I go through trials, difficulties, and personal struggles and so do you.
During these times of despair, I reach out to God for help like the ancient Psalmists did, and eventually light arises in the darkness. His grace overcomes my weakness. After experiencing the breakthrough, I have a burning desire to share this joy with others so they can be encouraged too. For me, art is the best way to do this.
Ever since I was a child, I have loved to draw and paint people. I especially love to capture emotion through facial expressions and body gestures. Occasionally, I paint landscapes, but I am primarily a figurative painter.
In my paintings, the people interact with God and with each other in relationships where truth, love, compassion, trust, hope, forgiveness, perseverance, and dignity are practiced.

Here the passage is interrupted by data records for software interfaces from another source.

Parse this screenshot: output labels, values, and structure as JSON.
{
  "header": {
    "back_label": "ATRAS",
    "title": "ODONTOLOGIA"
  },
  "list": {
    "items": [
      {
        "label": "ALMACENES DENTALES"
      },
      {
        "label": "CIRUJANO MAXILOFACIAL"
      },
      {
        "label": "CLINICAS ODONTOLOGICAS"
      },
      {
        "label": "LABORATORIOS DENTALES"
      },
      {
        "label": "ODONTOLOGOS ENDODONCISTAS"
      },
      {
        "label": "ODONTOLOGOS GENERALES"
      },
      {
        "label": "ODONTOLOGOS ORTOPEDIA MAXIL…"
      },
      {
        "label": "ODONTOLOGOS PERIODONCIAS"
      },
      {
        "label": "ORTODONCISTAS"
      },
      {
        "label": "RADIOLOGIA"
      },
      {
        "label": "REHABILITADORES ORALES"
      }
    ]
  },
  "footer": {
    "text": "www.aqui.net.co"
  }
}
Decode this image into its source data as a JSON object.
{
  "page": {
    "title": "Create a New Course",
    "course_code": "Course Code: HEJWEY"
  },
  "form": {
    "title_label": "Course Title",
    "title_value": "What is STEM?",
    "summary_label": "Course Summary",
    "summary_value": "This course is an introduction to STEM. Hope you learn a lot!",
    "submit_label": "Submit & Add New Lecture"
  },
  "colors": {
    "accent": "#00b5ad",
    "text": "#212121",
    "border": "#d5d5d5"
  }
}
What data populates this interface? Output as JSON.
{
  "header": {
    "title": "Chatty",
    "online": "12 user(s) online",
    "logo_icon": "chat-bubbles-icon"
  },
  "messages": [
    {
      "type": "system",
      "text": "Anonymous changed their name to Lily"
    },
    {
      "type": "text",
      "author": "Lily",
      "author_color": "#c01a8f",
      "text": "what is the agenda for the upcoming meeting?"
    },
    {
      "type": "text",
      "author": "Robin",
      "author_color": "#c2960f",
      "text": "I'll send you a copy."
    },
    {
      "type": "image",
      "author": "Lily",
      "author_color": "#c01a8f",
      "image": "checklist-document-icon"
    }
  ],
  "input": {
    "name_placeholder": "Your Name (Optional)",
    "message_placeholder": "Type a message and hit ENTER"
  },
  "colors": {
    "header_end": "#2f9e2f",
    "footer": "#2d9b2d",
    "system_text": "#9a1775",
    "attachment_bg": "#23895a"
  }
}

In highlighting these virtues, and the often the struggle to obtain them, I hope to create a dialogue with the viewer, to instill a desire for something greater, and to demonstrate God’s loving care in times of sorrow and need.
My medium of choice, since being introduced to it in high school art classes, is acrylic paint. I appreciate its quick drying time and low toxicity. Using a centuries-old glazing technique, I mix the paint with a clear acrylic medium and apply layer upon layer translucently, which allows the white surface of the canvas to reflect through. The result is a colorful, vibrant surface.
For example, in one my portraits, for a gentleman’s suit, I applied burnt umber brown, ultramarine blue, and alizarin crimson methodically, in a series of fifteen to twenty layers, to build up the final color of black. This uniquely-composed black has much more richness and depth than using black straight out of the tube.
When doing narrative or concept-based artwork, my inspiration comes from various sources:
Sometimes it can come from a passage of Scripture during my daily reading.
Sometimes it can come from a sermon by the pastor.
But just as often I am inspired by my relationships with others, especially my children. They teach me so much about the way God sees me and how having a simple trust in Him brings delight to His heart.
Once an idea for a painting comes to mind, I quickly record in it my journal. Next, I begin to sketch it and prepare a photo session so that I have realistic references to draw from. Typically, friends, family members are my models and, like a play director, I ask them to “act out” in a still version the various scenes I will depict later on canvas. The resulting photos then become the basis for my painting.
Finally, after completing a well-defined sketch, I begin the actual painting process. Before and during a studio session, I pray, asking God to help me capture the beauty of the people I’m painting and convey an idea that will encourage the viewers, hopefully drawing them closer to Himself. I paint in a detailed, representational style so that my artwork can be easily understood by a viewer of any background or education level.
I enjoy the process of painting, but I believe the end result of a great work of art is more important than enjoying the process. At certain points during painting, it is not fun; it is just plain hard work.
Just as in the rest of life, when you don’t give up and see a difficult project through to completion, there is the satisfaction of a job well done. And you have something to show for your efforts and struggle, something that you can offer to bring encouragement to others.